TELL : The Phone Number You Should Know
During a recent trip to Hamamatsu, I tripped and fell on my camera thus crushing my ribs and my 50 mm lens. A few hours later we were in Nagoya and the pain was getting worse so we decided to look for a hospital. The holidays had already started and most hospitals were closed so the only way to find an ER was through a medical information call centre. Pre-occupied with convincing myself that I did not have internal bleeding (tip: do not try to diagnose yourself online), I didn't give it much thought at the time. But afterwards it occurred to me that it had taken my Japanese partner an hour of non-stop conversation about symptoms, health insurance and geography to finally find a hospital that would see us. What on earth would I have done without him? The thought was disconcerting.

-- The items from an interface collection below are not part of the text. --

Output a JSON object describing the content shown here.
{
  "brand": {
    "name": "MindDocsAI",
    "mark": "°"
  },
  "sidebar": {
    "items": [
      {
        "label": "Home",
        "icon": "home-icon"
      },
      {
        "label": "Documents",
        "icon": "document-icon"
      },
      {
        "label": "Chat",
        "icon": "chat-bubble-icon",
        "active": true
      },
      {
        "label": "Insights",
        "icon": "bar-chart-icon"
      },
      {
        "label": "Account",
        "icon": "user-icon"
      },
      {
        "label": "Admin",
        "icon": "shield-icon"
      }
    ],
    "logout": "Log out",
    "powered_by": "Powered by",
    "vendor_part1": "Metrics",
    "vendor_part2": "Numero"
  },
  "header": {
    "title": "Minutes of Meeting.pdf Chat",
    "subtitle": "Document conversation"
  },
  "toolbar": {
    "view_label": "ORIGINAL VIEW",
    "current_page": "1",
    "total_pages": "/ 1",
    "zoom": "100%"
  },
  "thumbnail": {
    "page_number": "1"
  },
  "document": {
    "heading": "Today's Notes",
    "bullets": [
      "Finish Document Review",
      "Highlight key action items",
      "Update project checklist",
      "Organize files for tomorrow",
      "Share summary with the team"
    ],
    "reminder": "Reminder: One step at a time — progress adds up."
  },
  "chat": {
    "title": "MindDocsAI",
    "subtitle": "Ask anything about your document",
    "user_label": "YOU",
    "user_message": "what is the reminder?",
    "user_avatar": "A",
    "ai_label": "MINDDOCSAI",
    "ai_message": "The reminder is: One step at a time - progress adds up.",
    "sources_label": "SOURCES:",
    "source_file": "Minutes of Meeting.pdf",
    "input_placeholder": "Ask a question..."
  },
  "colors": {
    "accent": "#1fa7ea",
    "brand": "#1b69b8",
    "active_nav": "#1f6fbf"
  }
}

English speakers in Japan often have trouble accessing medical care in English, especially in areas outside of Tokyo. They often have to go to the hospital with a Japanese friend or use a translator, which is okay if you have a runny nose. But what happens during a time of crisis, medical or otherwise? What about people dealing with long-term mental health issues in a country where most care seems to be in Japanese?
The Tokyo English Lifeline (Tell) has been around since 1973, supporting the expat community through face-to-face counseling, outreach programmes and an extensive online directory. Most importantly, their trained volunteers provide free, confidential and anonymous phone counseling through the Lifeline 365 days a year.
Mental health is not easy to talk about. Be it depression, stress or culture shock, we often avoid bringing it up until we get can't go on pretending everything is fine. Or sometimes we want to talk about it but nobody around us seems to be listening. The Lifeline is a good solution for both problems: the calls are anonymous and the phone counselors are primarily there to listen, not talk.
You can also use their English directory or the Lifeline to get information about things we usually don't know about until we need them, such as doctors, emergency services or legal resources. Or you can help them by signing up for their telephone counseling training. Tell has been trying to go 24/7 for a while now so they are always looking for more volunteers. They recently expanded to Kansai, thus allowing expats in the area to also get involved.
I have been in Japan for over 4 years and I first heard about their activities a few months ago when, concerned for a friend I did an online search for English-speaking counseling services in Tokyo. When I saw their website I was surprised I'd never heard of the Lifeline before. How on earth did nobody bring it up in 4 years? But that's the thing with mental health, nobody will say to you "Welcome to Japan, here is what you need to know in case things get tough". Well, now you know and you can share the knowledge with your friends. It might be just what they need.
• On Monday, January 25th Tell is presenting a conversation with Kevin Hines. Kevin suffers from bipolar disorder and survived a jump from San Francisco's Golden Gate Bridge in 2000. He has written a book about the experience and giving speeches all over the world, telling people they don't have to die that way. For more information about the event visit: http://telljp.com/event/tell-presents-a-conversation-with-kevin-hines/
• The Lifeline is open every day (9 am - 11 pm). You don't have to be suicidal to call, you can talk about anything troubling you. Their number is 03-5774-0992.
• Find out more about services, volunteering and donations here.